So you are the guys who just created these beautiful works of art. Not only are you a little dejected because you didn't get the reaction you were hoping for, but somebody got upset Worse yet you are asked to destroy them. You might as well ask Leonardo Da Vinci to destroy the Mona Lisa. I can promise you there is no way I would have ever been able to destroy those guitars. After being taken to the dumpster they were rescued shortly thereafter. Of course they couldn’t do anything with them publicly because they were not supposed to exist. So they sat until eventually someone decided they should be part of my collection. Who was I to argue! That is how I ended up with these two gorgeous, unique guitars.
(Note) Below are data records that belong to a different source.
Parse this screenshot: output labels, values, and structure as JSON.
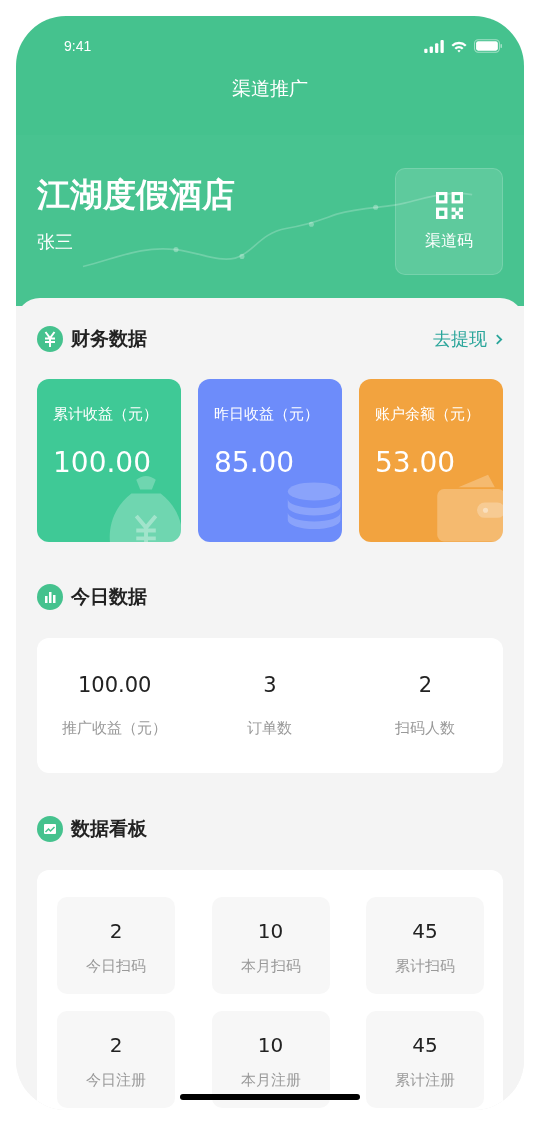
{
  "status_bar": {
    "time": "9:41"
  },
  "nav": {
    "title": "渠道推广"
  },
  "hero": {
    "name": "江湖度假酒店",
    "user": "张三",
    "qr_button": "渠道码"
  },
  "finance": {
    "title": "财务数据",
    "link": "去提现",
    "cards": [
      {
        "label": "累计收益（元）",
        "value": "100.00",
        "kind": "bag",
        "color": "#3fc996"
      },
      {
        "label": "昨日收益（元）",
        "value": "85.00",
        "kind": "coins",
        "color": "#6d8cfa"
      },
      {
        "label": "账户余额（元）",
        "value": "53.00",
        "kind": "wallet",
        "color": "#f2a33f"
      }
    ]
  },
  "today": {
    "title": "今日数据",
    "stats": [
      {
        "value": "100.00",
        "label": "推广收益（元）"
      },
      {
        "value": "3",
        "label": "订单数"
      },
      {
        "value": "2",
        "label": "扫码人数"
      }
    ]
  },
  "board": {
    "title": "数据看板",
    "tiles": [
      {
        "value": "2",
        "label": "今日扫码"
      },
      {
        "value": "10",
        "label": "本月扫码"
      },
      {
        "value": "45",
        "label": "累计扫码"
      },
      {
        "value": "2",
        "label": "今日注册"
      },
      {
        "value": "10",
        "label": "本月注册"
      },
      {
        "value": "45",
        "label": "累计注册"
      }
    ]
  }
}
You may wonder what happened to a third one that was sent to Meridian (2nd set neck) as I did. It was eventually stripped of its hardware in Meridian and set aside in a corner somewhere. Although, it was a little beat up and had a thick coat of dust on it when it was later discovered, it was able to be restored, which it was by a Peavey employee who couldn't stand to see it like that. So it was salvaged. This particular guitar had special pick-ups wound for it the 2nd time around and there is a coil tap switch. Originally it was like the other one that I have.
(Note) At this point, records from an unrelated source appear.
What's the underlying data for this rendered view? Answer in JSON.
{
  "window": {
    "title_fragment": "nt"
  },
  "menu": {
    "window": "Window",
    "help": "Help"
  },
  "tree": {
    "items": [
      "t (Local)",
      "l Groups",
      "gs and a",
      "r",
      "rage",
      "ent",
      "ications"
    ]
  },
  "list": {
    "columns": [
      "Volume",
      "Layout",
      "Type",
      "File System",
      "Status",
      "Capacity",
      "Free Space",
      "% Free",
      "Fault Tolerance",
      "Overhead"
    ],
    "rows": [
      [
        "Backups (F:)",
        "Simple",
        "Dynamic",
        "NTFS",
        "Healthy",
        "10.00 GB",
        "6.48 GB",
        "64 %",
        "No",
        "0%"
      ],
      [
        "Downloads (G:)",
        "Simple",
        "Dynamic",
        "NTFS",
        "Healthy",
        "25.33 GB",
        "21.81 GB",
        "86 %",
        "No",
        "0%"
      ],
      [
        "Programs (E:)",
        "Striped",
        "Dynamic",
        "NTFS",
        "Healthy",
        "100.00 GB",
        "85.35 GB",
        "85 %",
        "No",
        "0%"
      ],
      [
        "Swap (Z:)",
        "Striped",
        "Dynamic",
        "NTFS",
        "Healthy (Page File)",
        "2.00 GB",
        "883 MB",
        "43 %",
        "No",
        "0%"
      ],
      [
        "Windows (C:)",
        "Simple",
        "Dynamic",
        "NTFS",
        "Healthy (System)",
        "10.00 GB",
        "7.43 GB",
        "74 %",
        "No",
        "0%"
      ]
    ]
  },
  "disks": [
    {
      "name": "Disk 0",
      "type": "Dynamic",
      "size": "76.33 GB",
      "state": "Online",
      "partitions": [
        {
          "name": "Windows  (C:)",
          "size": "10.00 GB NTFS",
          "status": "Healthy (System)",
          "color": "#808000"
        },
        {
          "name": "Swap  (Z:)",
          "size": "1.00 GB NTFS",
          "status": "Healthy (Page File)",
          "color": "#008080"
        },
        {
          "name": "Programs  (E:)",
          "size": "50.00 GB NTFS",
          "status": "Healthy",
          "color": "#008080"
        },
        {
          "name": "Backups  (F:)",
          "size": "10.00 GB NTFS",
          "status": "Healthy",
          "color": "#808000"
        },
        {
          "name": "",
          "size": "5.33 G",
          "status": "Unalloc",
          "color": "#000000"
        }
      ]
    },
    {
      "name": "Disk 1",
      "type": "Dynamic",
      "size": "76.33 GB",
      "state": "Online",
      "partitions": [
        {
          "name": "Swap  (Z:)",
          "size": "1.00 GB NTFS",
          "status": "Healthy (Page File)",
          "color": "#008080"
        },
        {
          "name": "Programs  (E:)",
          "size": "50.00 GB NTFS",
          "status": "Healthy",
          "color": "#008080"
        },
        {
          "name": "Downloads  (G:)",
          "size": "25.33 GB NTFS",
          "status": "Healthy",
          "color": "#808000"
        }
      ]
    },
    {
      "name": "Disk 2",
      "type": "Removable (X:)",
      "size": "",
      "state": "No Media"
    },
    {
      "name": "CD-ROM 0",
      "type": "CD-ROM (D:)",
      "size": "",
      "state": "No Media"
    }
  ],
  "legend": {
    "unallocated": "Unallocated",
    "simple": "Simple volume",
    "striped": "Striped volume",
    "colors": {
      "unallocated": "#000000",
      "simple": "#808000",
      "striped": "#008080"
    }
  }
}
To the best of my knowledge Eddie Van Halen was never shown or told about the hollow body Wolfgangs. So unless he is checking out my site (doubtful) he has no idea these guitars exist. It is cool to have a type of Wolfgang that Ed has never seen or played. He is free to come over and check it out (maybe even play it), but no smoking in the house!
I couldn’t show or talk about these guitars publicly until now because I didn’t want to create any problems for anyone at Peavey from the Custom Shop, but since all of the people associated with actually building these guitars and later salvaging them have now left Peavey, it isn’t like anyone is going to get in trouble over it!
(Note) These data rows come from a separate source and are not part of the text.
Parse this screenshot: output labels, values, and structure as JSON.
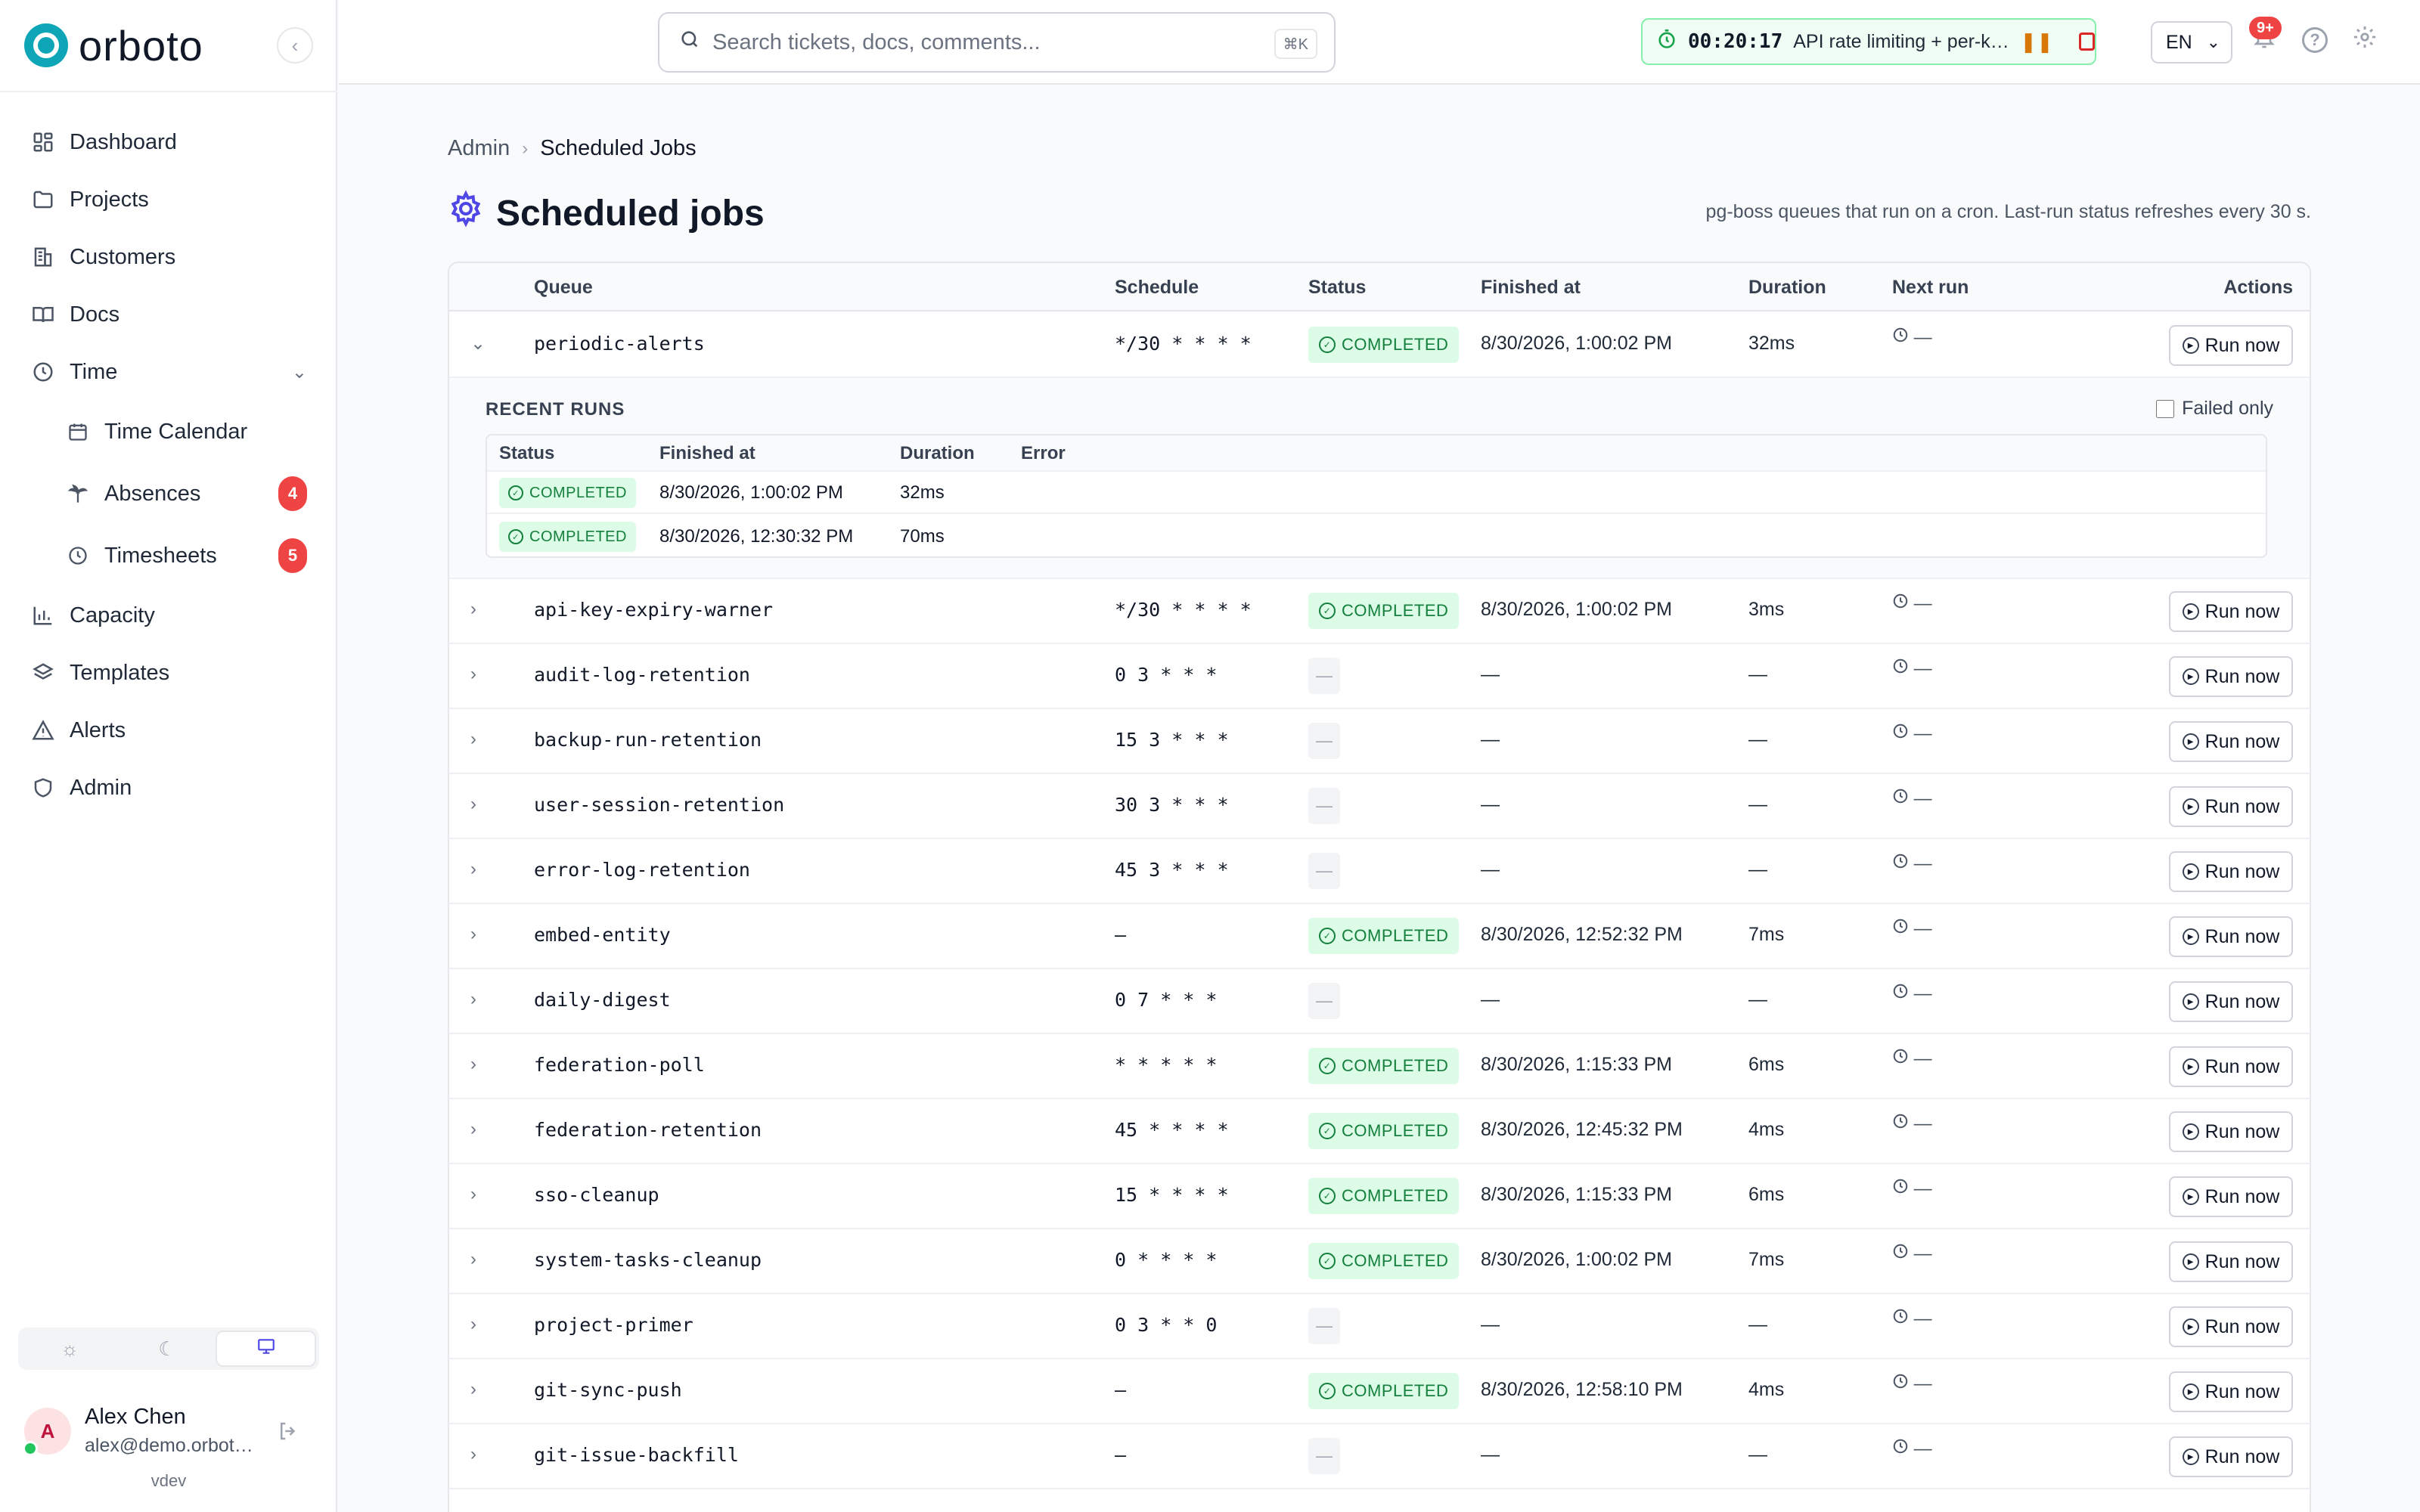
{
  "app": {
    "name": "orboto",
    "version": "vdev"
  },
  "sidebar": {
    "items": [
      {
        "label": "Dashboard",
        "icon": "dashboard-icon"
      },
      {
        "label": "Projects",
        "icon": "folder-icon"
      },
      {
        "label": "Customers",
        "icon": "building-icon"
      },
      {
        "label": "Docs",
        "icon": "book-icon"
      },
      {
        "label": "Time",
        "icon": "clock-icon"
      },
      {
        "label": "Time Calendar",
        "icon": "calendar-icon"
      },
      {
        "label": "Absences",
        "icon": "palm-tree-icon",
        "badge": "4"
      },
      {
        "label": "Timesheets",
        "icon": "clock-icon",
        "badge": "5"
      },
      {
        "label": "Capacity",
        "icon": "bar-chart-icon"
      },
      {
        "label": "Templates",
        "icon": "layers-icon"
      },
      {
        "label": "Alerts",
        "icon": "warning-icon"
      },
      {
        "label": "Admin",
        "icon": "shield-icon"
      }
    ],
    "user": {
      "initial": "A",
      "name": "Alex Chen",
      "email": "alex@demo.orboto.io"
    }
  },
  "topbar": {
    "search_placeholder": "Search tickets, docs, comments...",
    "search_shortcut": "⌘K",
    "timer": {
      "time": "00:20:17",
      "label": "API rate limiting + per-key quotas"
    },
    "language": "EN",
    "notifications_badge": "9+"
  },
  "breadcrumb": {
    "parent": "Admin",
    "current": "Scheduled Jobs"
  },
  "page": {
    "title": "Scheduled jobs",
    "subtitle": "pg-boss queues that run on a cron. Last-run status refreshes every 30 s."
  },
  "table": {
    "headers": {
      "queue": "Queue",
      "schedule": "Schedule",
      "status": "Status",
      "finished": "Finished at",
      "duration": "Duration",
      "next": "Next run",
      "actions": "Actions"
    },
    "run_label": "Run now",
    "completed_label": "COMPLETED",
    "dash": "—",
    "rows": [
      {
        "queue": "periodic-alerts",
        "schedule": "*/30 * * * *",
        "status": "COMPLETED",
        "finished": "8/30/2026, 1:00:02 PM",
        "duration": "32ms",
        "next": "—",
        "expanded": true
      },
      {
        "queue": "api-key-expiry-warner",
        "schedule": "*/30 * * * *",
        "status": "COMPLETED",
        "finished": "8/30/2026, 1:00:02 PM",
        "duration": "3ms",
        "next": "—"
      },
      {
        "queue": "audit-log-retention",
        "schedule": "0 3 * * *",
        "status": "—",
        "finished": "—",
        "duration": "—",
        "next": "—"
      },
      {
        "queue": "backup-run-retention",
        "schedule": "15 3 * * *",
        "status": "—",
        "finished": "—",
        "duration": "—",
        "next": "—"
      },
      {
        "queue": "user-session-retention",
        "schedule": "30 3 * * *",
        "status": "—",
        "finished": "—",
        "duration": "—",
        "next": "—"
      },
      {
        "queue": "error-log-retention",
        "schedule": "45 3 * * *",
        "status": "—",
        "finished": "—",
        "duration": "—",
        "next": "—"
      },
      {
        "queue": "embed-entity",
        "schedule": "—",
        "status": "COMPLETED",
        "finished": "8/30/2026, 12:52:32 PM",
        "duration": "7ms",
        "next": "—"
      },
      {
        "queue": "daily-digest",
        "schedule": "0 7 * * *",
        "status": "—",
        "finished": "—",
        "duration": "—",
        "next": "—"
      },
      {
        "queue": "federation-poll",
        "schedule": "* * * * *",
        "status": "COMPLETED",
        "finished": "8/30/2026, 1:15:33 PM",
        "duration": "6ms",
        "next": "—"
      },
      {
        "queue": "federation-retention",
        "schedule": "45 * * * *",
        "status": "COMPLETED",
        "finished": "8/30/2026, 12:45:32 PM",
        "duration": "4ms",
        "next": "—"
      },
      {
        "queue": "sso-cleanup",
        "schedule": "15 * * * *",
        "status": "COMPLETED",
        "finished": "8/30/2026, 1:15:33 PM",
        "duration": "6ms",
        "next": "—"
      },
      {
        "queue": "system-tasks-cleanup",
        "schedule": "0 * * * *",
        "status": "COMPLETED",
        "finished": "8/30/2026, 1:00:02 PM",
        "duration": "7ms",
        "next": "—"
      },
      {
        "queue": "project-primer",
        "schedule": "0 3 * * 0",
        "status": "—",
        "finished": "—",
        "duration": "—",
        "next": "—"
      },
      {
        "queue": "git-sync-push",
        "schedule": "—",
        "status": "COMPLETED",
        "finished": "8/30/2026, 12:58:10 PM",
        "duration": "4ms",
        "next": "—"
      },
      {
        "queue": "git-issue-backfill",
        "schedule": "—",
        "status": "—",
        "finished": "—",
        "duration": "—",
        "next": "—"
      }
    ]
  },
  "recent_runs": {
    "title": "RECENT RUNS",
    "failed_only_label": "Failed only",
    "headers": {
      "status": "Status",
      "finished": "Finished at",
      "duration": "Duration",
      "error": "Error"
    },
    "rows": [
      {
        "status": "COMPLETED",
        "finished": "8/30/2026, 1:00:02 PM",
        "duration": "32ms"
      },
      {
        "status": "COMPLETED",
        "finished": "8/30/2026, 12:30:32 PM",
        "duration": "70ms"
      }
    ]
  }
}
I almost forgot….. you probably wonder what they play and sound like. First, they play fantastic. Best feeling hollow bodies I have come in contact with, not that I have played very many. They feel like….. well like a Wolfgang! The bolt on has the same neck so why wouldn’t it? Neither guitar is the classic hollow body. I personally believe they sound best with the neck pick-up. They have a very sweet zone and a unique sound. However, they are not overly versatile. A friend of mine who is a much better guitar player than me came over and tried them. He made them sound beautiful. I gained a new appreciation for them that day. The set neck probably sounds a little better but I like the feel (almost a toss up) of the bolt on better, probably due to the oil finished birdseye neck rather than the finished neck. They are both gorgeous instruments. The bolt on sunburst is truly one of a kind, and the set neck is too, although the other one that was restored is very similar.
I doubt these guitars would have made it in the market and were probably too expensive to produce for the Custom Shop. I don't really know. That is just my personal opinion. Maybe a Ted Nugent version of this guitar would have been cool. If EVH would have seen it, loved it and played it live then it might have caught on, but otherwise a hollow body guitar isn't exactly what you think of when you think of a VH guitar. Peavey probably did the right thing by shelving this idea, but they are still awesome guitars and I feel pretty lucky to have them. You got to keep trying stuff and this guitar is good evidence that Peavey is always doing just that!